Soft Food Diet
According to the NAM report, page 5-18, “Changing one’s diet is a type of behavioral modification some individuals with a TMJ [disorder] might undertake to relieve or avoid pain. Pursuing a soft diet and seeking pain-free chewing has been related to important nutritional challenges faced by individuals with a TMD. Given that TMDs can affect an individual’s ability to chew and swallow, serious nutritional challenges and deficiencies can occur.” More research is needed on this subject.
The TMJ Association developed a nutritional guide, TMD Nutrition and You, specifically for people with compromised oral function to help them maintain a healthy diet in spite of their oral disability.
Physical therapists can use multiple approaches to help manage TMJ disorders. According to the 2020 NAM Report, “Some elements of physical therapy—including exercise and manual therapy—have been shown to improve pain and functional outcomes for individuals with TMDs. However, many of the studies are of low quality and further research is needed to support the use of these treatment modalities.” (NAM page 5-17)
Exercise. Exercise is considered a first-line treatment in the physical therapy management of TMJ disorders. Several types of exercise that may be effective include:
- Jaw strengthening exercises: exercises to build jaw strength and endurance
- Jaw stretching exercises: exercise aimed at stretching the soft tissue around the jaw muscles increases jaw opening
- Postural exercises: exercises that improve posture
Manual therapy. To increase motion by stretching the soft tissues and muscles surrounding a joint.
Other Physical Therapy Interventions

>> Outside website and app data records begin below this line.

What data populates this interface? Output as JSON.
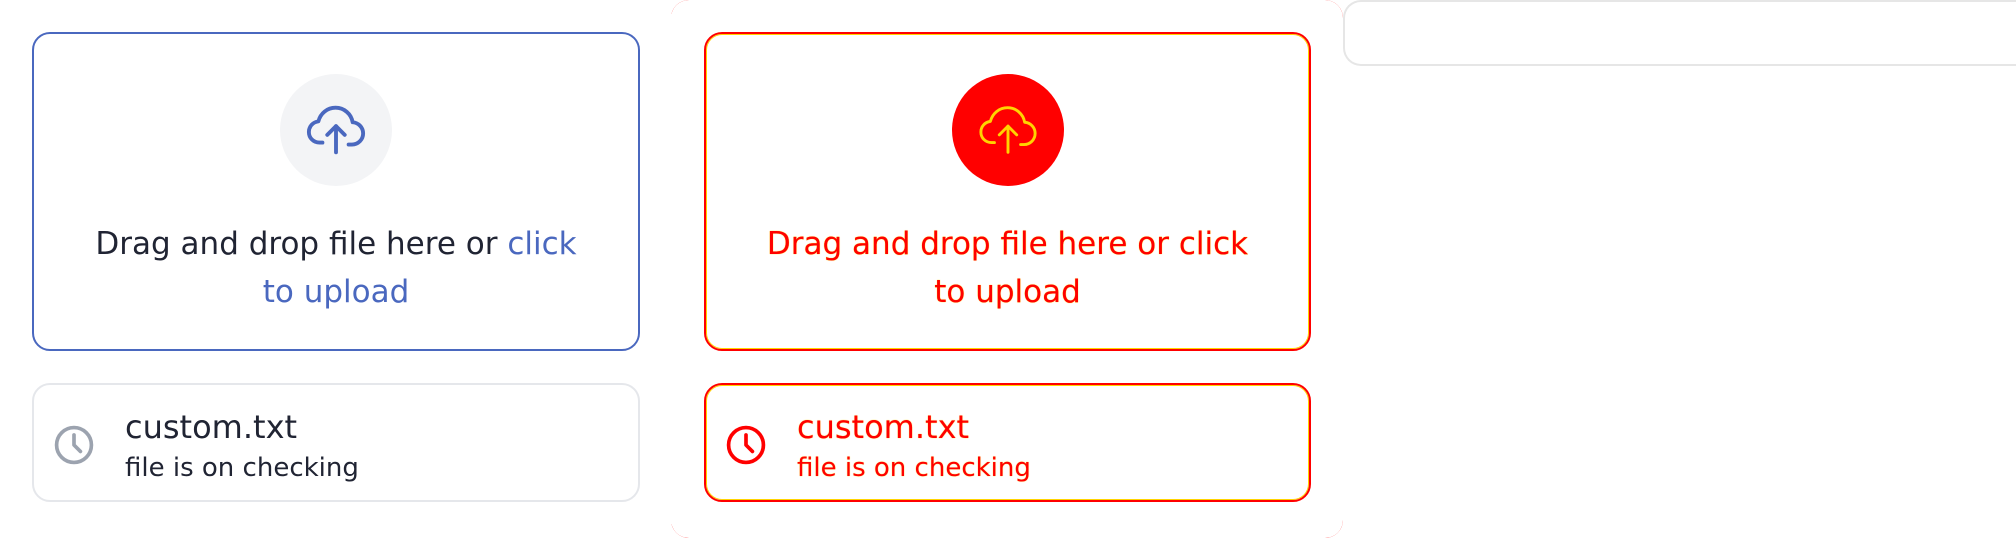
{
  "colors": {
    "accent": "#4a68bf",
    "text": "#202433",
    "border": "#e5e7eb",
    "icon_bg": "#f3f4f6",
    "error": "#ff0000",
    "error_outline": "#ffd400"
  },
  "default_state": {
    "dropzone": {
      "icon": "cloud-upload-icon",
      "text": "Drag and drop file here or ",
      "link": "click to upload"
    },
    "file": {
      "icon": "clock-icon",
      "name": "custom.txt",
      "status": "file is on checking"
    }
  },
  "error_state": {
    "dropzone": {
      "icon": "cloud-upload-icon",
      "text": "Drag and drop file here or ",
      "link": "click to upload"
    },
    "file": {
      "icon": "clock-icon",
      "name": "custom.txt",
      "status": "file is on checking"
    }
  }
}
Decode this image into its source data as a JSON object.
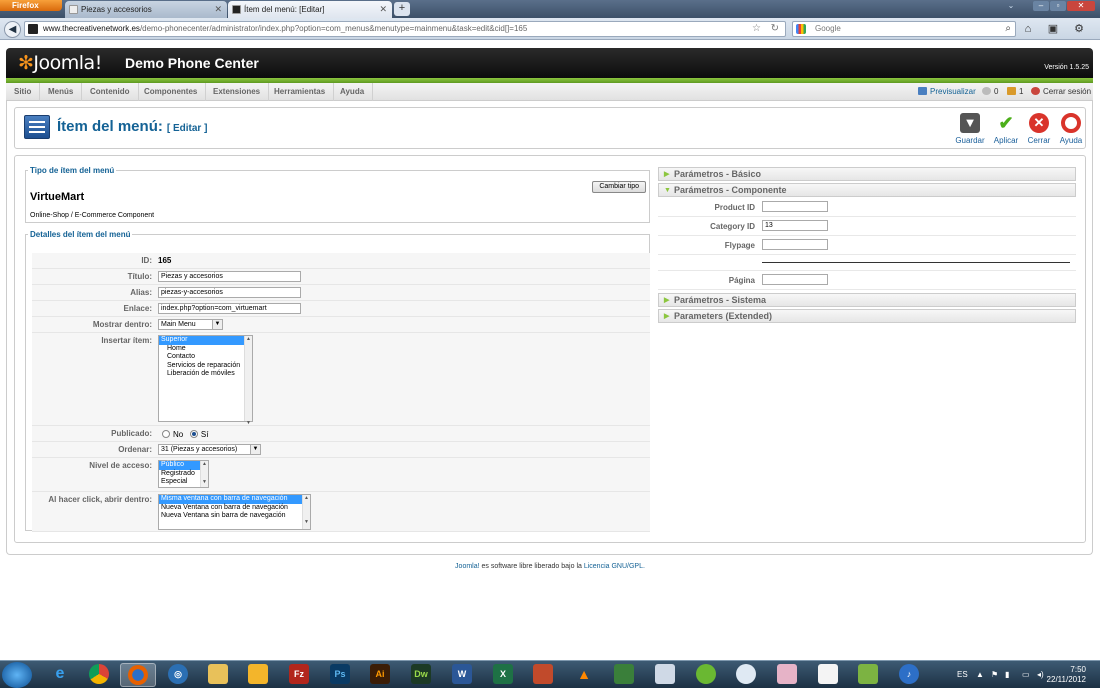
{
  "browser": {
    "menu_button": "Firefox",
    "tabs": [
      {
        "label": "Piezas y accesorios",
        "active": false
      },
      {
        "label": "Ítem del menú: [Editar]",
        "active": true
      }
    ],
    "url_domain": "www.thecreativenetwork.es",
    "url_rest": "/demo-phonecenter/administrator/index.php?option=com_menus&menutype=mainmenu&task=edit&cid[]=165",
    "search_placeholder": "Google"
  },
  "header": {
    "logo": "Joomla!",
    "site_name": "Demo Phone Center",
    "version": "Versión 1.5.25"
  },
  "menubar": {
    "items": [
      "Sitio",
      "Menús",
      "Contenido",
      "Componentes",
      "Extensiones",
      "Herramientas",
      "Ayuda"
    ],
    "preview": "Previsualizar",
    "messages": "0",
    "users": "1",
    "logout": "Cerrar sesión"
  },
  "toolbar": {
    "title": "Ítem del menú:",
    "subtitle": "[ Editar ]",
    "buttons": [
      "Guardar",
      "Aplicar",
      "Cerrar",
      "Ayuda"
    ]
  },
  "type_box": {
    "legend": "Tipo de ítem del menú",
    "name": "VirtueMart",
    "description": "Online-Shop / E-Commerce Component",
    "change_button": "Cambiar tipo"
  },
  "details": {
    "legend": "Detalles del ítem del menú",
    "id_label": "ID:",
    "id_value": "165",
    "title_label": "Título:",
    "title_value": "Piezas y accesorios",
    "alias_label": "Alias:",
    "alias_value": "piezas-y-accesorios",
    "link_label": "Enlace:",
    "link_value": "index.php?option=com_virtuemart",
    "show_in_label": "Mostrar dentro:",
    "show_in_value": "Main Menu",
    "insert_label": "Insertar ítem:",
    "insert_options": [
      "Superior",
      "Home",
      "Contacto",
      "Servicios de reparación",
      "Liberación de móviles"
    ],
    "published_label": "Publicado:",
    "published_no": "No",
    "published_yes": "Sí",
    "order_label": "Ordenar:",
    "order_value": "31 (Piezas y accesorios)",
    "access_label": "Nivel de acceso:",
    "access_options": [
      "Público",
      "Registrado",
      "Especial"
    ],
    "click_label": "Al hacer click, abrir dentro:",
    "click_options": [
      "Misma ventana con barra de navegación",
      "Nueva Ventana con barra de navegación",
      "Nueva Ventana sin barra de navegación"
    ]
  },
  "params": {
    "basic": "Parámetros - Básico",
    "component": "Parámetros - Componente",
    "product_id_label": "Product ID",
    "product_id_value": "",
    "category_id_label": "Category ID",
    "category_id_value": "13",
    "flypage_label": "Flypage",
    "flypage_value": "",
    "page_label": "Página",
    "page_value": "",
    "system": "Parámetros - Sistema",
    "extended": "Parameters (Extended)"
  },
  "footer": {
    "link1": "Joomla!",
    "text": " es software libre liberado bajo la ",
    "link2": "Licencia GNU/GPL."
  },
  "taskbar": {
    "language": "ES",
    "time": "7:50",
    "date": "22/11/2012"
  }
}
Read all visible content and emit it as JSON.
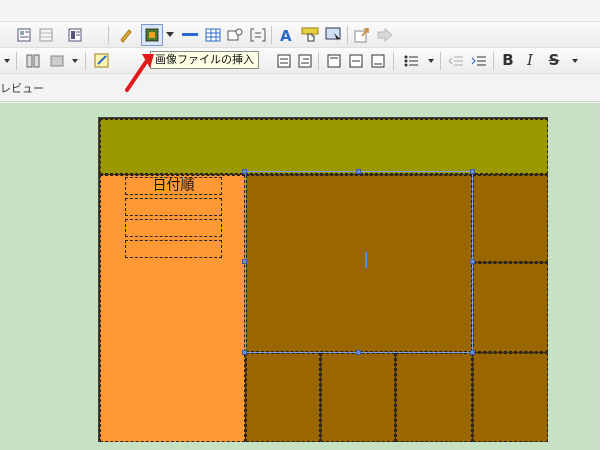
{
  "preview": {
    "label": "レビュー"
  },
  "tooltip": {
    "text": "画像ファイルの挿入"
  },
  "toolbar": {
    "row1_icons": [
      "view-icon",
      "grid-icon",
      "layout-icon",
      "pencil-icon",
      "insert-image-icon",
      "dropdown-arrow-icon",
      "hr-icon",
      "table-icon",
      "form-icon",
      "bracket-icon",
      "text-a-icon",
      "hand-icon",
      "screen-icon",
      "share-icon",
      "forward-icon"
    ],
    "row2_icons": [
      "dropdown-icon",
      "columns-icon",
      "media-icon",
      "note-icon",
      "align-icon",
      "list-icon",
      "indent-icon",
      "outdent-icon"
    ],
    "bold": "B",
    "italic": "I",
    "strike": "S"
  },
  "layout": {
    "sidebar_title": "日付順",
    "colors": {
      "header": "#9a9a00",
      "sidebar": "#ff9933",
      "content": "#996600",
      "canvas": "#c6e2c2"
    }
  }
}
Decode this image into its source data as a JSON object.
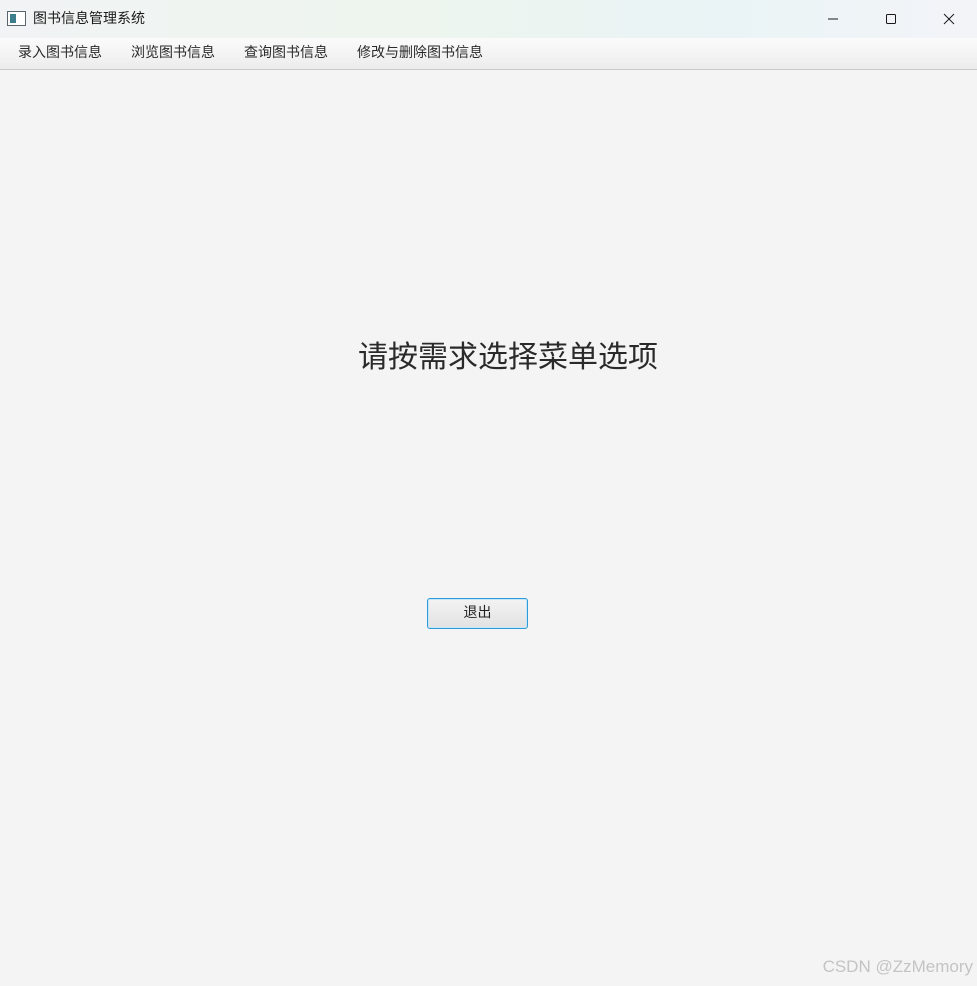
{
  "window": {
    "title": "图书信息管理系统"
  },
  "menu": {
    "items": [
      {
        "label": "录入图书信息"
      },
      {
        "label": "浏览图书信息"
      },
      {
        "label": "查询图书信息"
      },
      {
        "label": "修改与删除图书信息"
      }
    ]
  },
  "main": {
    "prompt": "请按需求选择菜单选项",
    "exit_label": "退出"
  },
  "watermark": "CSDN @ZzMemory",
  "colors": {
    "accent_border": "#2d9bd8",
    "background": "#f4f4f4"
  }
}
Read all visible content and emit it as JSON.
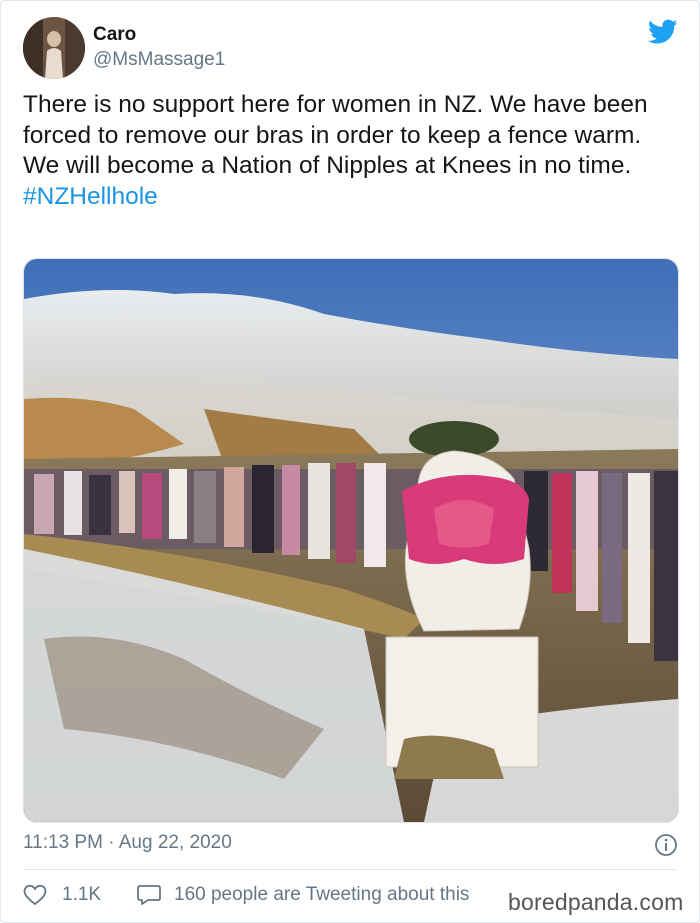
{
  "user": {
    "display_name": "Caro",
    "handle": "@MsMassage1"
  },
  "tweet": {
    "text": "There is no support here for women in NZ. We have been forced to remove our bras in order to keep a fence warm. We will become a Nation of Nipples at Knees in no time.",
    "hashtag": "#NZHellhole"
  },
  "meta": {
    "timestamp": "11:13 PM · Aug 22, 2020",
    "likes": "1.1K",
    "tweeting_text": "160 people are Tweeting about this"
  },
  "watermark": "boredpanda.com",
  "icons": {
    "brand": "twitter-bird-icon",
    "info": "info-icon",
    "like": "heart-icon",
    "reply": "speech-bubble-icon"
  },
  "colors": {
    "brand_blue": "#1da1f2",
    "hashtag_blue": "#1b95e0",
    "secondary_text": "#657786"
  }
}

In addition to exercise and manual therapy, there are a number of other physical therapy treatments for TMJ disorders that are used clinically, but which lack clinical evidence or have varying degrees of evidence. These include the use of
- heat and cold therapy
- low-level laser therapy
- dry needling
We thank Charles S. Greene, D.D.S., Clinical Professor, Department of Orthodontics, UIC College of Dentistry, Chicago, IL for his many years as the TMJA’s clinical advisor and assistance in writing this section.